In the past Common Yarrow was used by Native Americans as a medicinal plant to alleviate pain, lower fevers, and for blood issues. It supports carnivorous insects, butterflies, and bees. Some of its visitors include the Yarrow Plume Moth, and the Northern Scurfy Quaker. It works in bird, bee, and butterfly gardens, plus it is deer resistant. It can also be used to control erosion due to its deep roots. It grows well with Lonicera interrupta and Stipa lepida.
Beach Strawberry, Fragaria chiloensis, close-up of flower by Franco Folini is licensed under CC BY-SA 2.0.
Beach Strawberry, Fragaria chiloensis, is another wonderful ground cover to consider and on top of that you get tiny treats! It grows to about 1 foot tall and will spread. It is a slightly fragrant evergreen with white and red flowers blooming winter through spring.
This strawberry fruit is considered a delicacy in south America and it was used to create the modern strawberry, F. × ananassa. It is possible that Hawaiian migratory birds spread this plant to its present range which includes the North American Pacific Coast, Argentina, Chili, and mountains of Hawaii.
Beach Strawberry, which is found in ocean beaches, dunes, and coastal grasslands, will grow in full sun to full shade in fast draining sandy soil, with low or very low moisture. During the summer it may need watering up to 3 times per month. It is quite easy to grow and available at many nurseries.
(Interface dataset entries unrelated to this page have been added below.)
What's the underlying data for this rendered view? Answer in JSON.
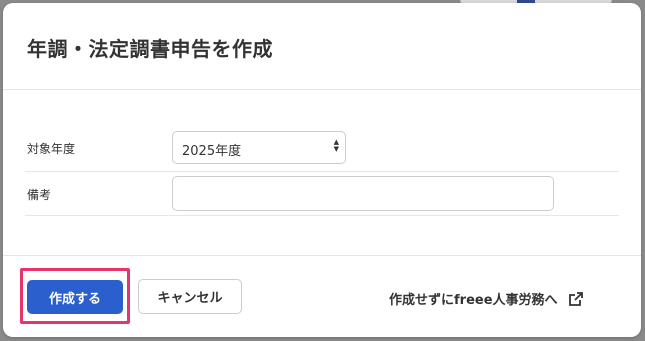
{
  "dialog": {
    "title": "年調・法定調書申告を作成",
    "fields": {
      "year": {
        "label": "対象年度",
        "value": "2025年度"
      },
      "remarks": {
        "label": "備考",
        "value": ""
      }
    },
    "buttons": {
      "create": "作成する",
      "cancel": "キャンセル",
      "external_link": "作成せずにfreee人事労務へ"
    }
  },
  "colors": {
    "primary_button": "#2b5fce",
    "highlight_border": "#e8336d"
  }
}
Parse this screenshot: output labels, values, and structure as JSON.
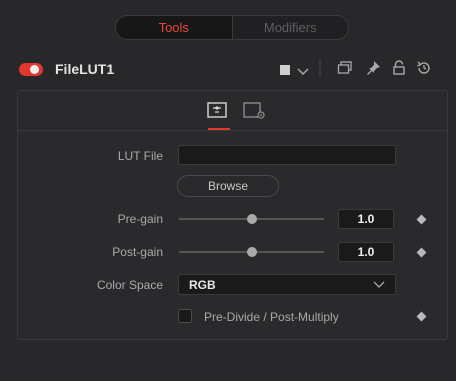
{
  "tabs": {
    "tools": "Tools",
    "modifiers": "Modifiers"
  },
  "header": {
    "tool_name": "FileLUT1"
  },
  "colors": {
    "accent": "#e2372c",
    "tab_active_text": "#e8473a"
  },
  "icons": {
    "color_swatch": "color-swatch-icon",
    "dropdown": "chevron-down-icon",
    "version": "versions-icon",
    "pin": "pin-icon",
    "lock": "lock-icon",
    "reset": "reset-icon",
    "controls_tab": "controls-tab-icon",
    "settings_tab": "settings-tab-icon"
  },
  "controls": {
    "lut_file": {
      "label": "LUT File",
      "value": ""
    },
    "browse": {
      "label": "Browse"
    },
    "pre_gain": {
      "label": "Pre-gain",
      "value": "1.0",
      "slider_fraction": 0.5
    },
    "post_gain": {
      "label": "Post-gain",
      "value": "1.0",
      "slider_fraction": 0.5
    },
    "color_space": {
      "label": "Color Space",
      "selected": "RGB"
    },
    "predivide": {
      "label": "Pre-Divide / Post-Multiply",
      "checked": false
    }
  }
}
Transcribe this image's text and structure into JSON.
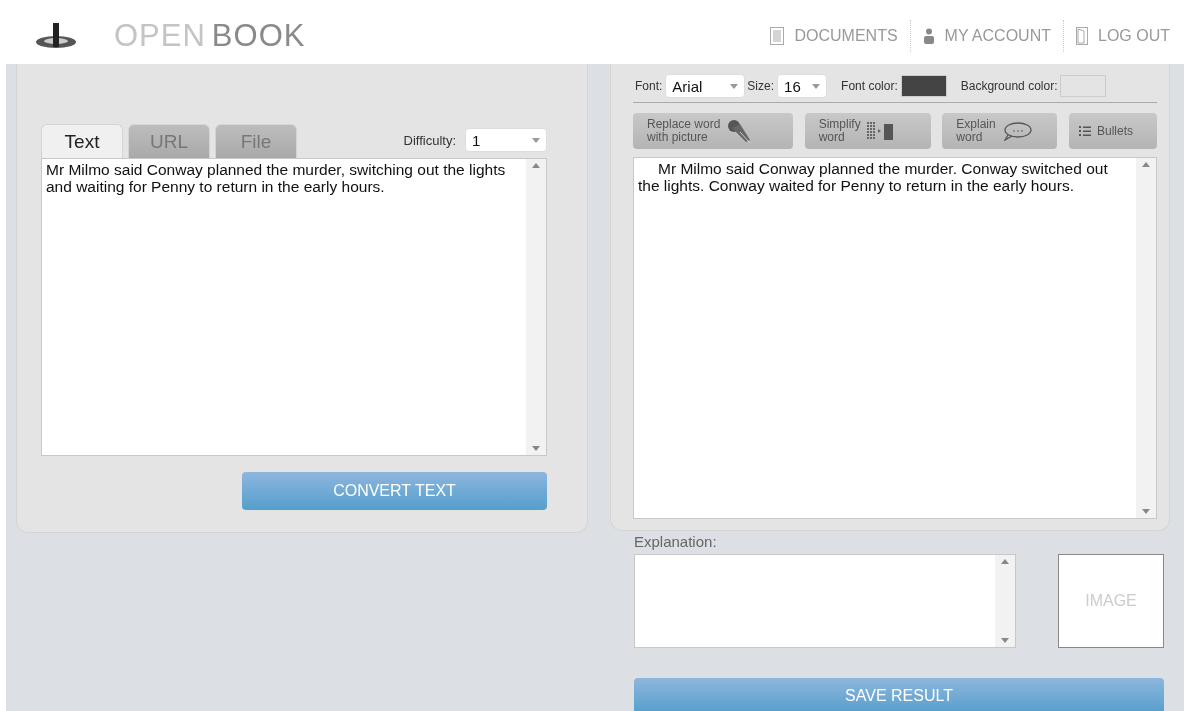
{
  "header": {
    "brand_light": "OPEN",
    "brand_dark": "BOOK",
    "nav": [
      {
        "label": "DOCUMENTS",
        "kind": "documents"
      },
      {
        "label": "MY ACCOUNT",
        "kind": "account"
      },
      {
        "label": "LOG OUT",
        "kind": "logout"
      }
    ]
  },
  "input_panel": {
    "tabs": [
      {
        "label": "Text",
        "selected": true
      },
      {
        "label": "URL",
        "selected": false
      },
      {
        "label": "File",
        "selected": false
      }
    ],
    "difficulty": {
      "label": "Difficulty:",
      "value": "1"
    },
    "text": "Mr Milmo said Conway planned the murder, switching out the lights and waiting for Penny to return in the early hours.",
    "convert_button": "CONVERT TEXT"
  },
  "output_panel": {
    "font": {
      "label": "Font:",
      "value": "Arial"
    },
    "size": {
      "label": "Size:",
      "value": "16"
    },
    "font_color": {
      "label": "Font color:",
      "color": "#444444"
    },
    "background_color": {
      "label": "Background color:",
      "color": "#e4e4e4"
    },
    "tools": [
      {
        "label_lines": [
          "Replace word",
          "with picture"
        ],
        "kind": "picture"
      },
      {
        "label_lines": [
          "Simplify",
          "word"
        ],
        "kind": "simplify"
      },
      {
        "label_lines": [
          "Explain",
          "word"
        ],
        "kind": "explain"
      },
      {
        "label_lines": [
          "Bullets"
        ],
        "kind": "bullets"
      }
    ],
    "text": "Mr Milmo said Conway planned the murder. Conway switched out the lights. Conway waited for Penny to return in the early hours."
  },
  "explanation": {
    "label": "Explanation:",
    "image_placeholder": "IMAGE"
  },
  "save_button": "SAVE RESULT"
}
Beach strawberry works well in bird and butterfly gardens, as a ground cover, and is deer resistant. There are many native plants that work well with this ground cover including Sand Verbena, Abronia latifolia or umbellata, Beach Bur, Ambrosiachamissonis, Beach Morning Glory, Calystegia soldanella, Seaside Daisy, Erigeron sp., Coast Gumweed, Grindelia strict, and other low to the ground coastal natives. It attracts several moth and butterfly species including Filament Bearer, Drab Brown Wave and Clepsis fucana species, plus another possible 32 other species. Native birds enjoy this plant also.
On a personal note, I have a small 3’ by 4’ curb strip patch of mostly natives that have been coming up from seed for a few years. A couple years ago, one side was accidentally sprayed with weed killer by a neighbor. That side now has more weeds, but the seeds I put out are also trying to grow. In this patch there is Yarrow, Blue-eyed Grass, Narrow Leaf milkweed Asclepias fascicularis, Purple Chinese Houses, California Poppies, plus a couple seedlings that are too small to identify. By the time you read this article, I hope all will be blooming! It is amazing how many native ground cover plants you can group together in a small area!
Susan Lewitt has gone through training this summer to be a leader in the Climate Reality Project, a group led by Al Gore, concerned with the health of our planet. This means she will be doing things such as talks, articles, and actions that relate to protecting our environment and slowing down or even reversing the effects of Climate Change.
Susan has been involved in many plant groups but is currently participating mainly in CNPS (California Native Plant Society) as a member of the Conservation Committee and the Gardening Committee. She also volunteers for the San Diego Zoo, currently online only.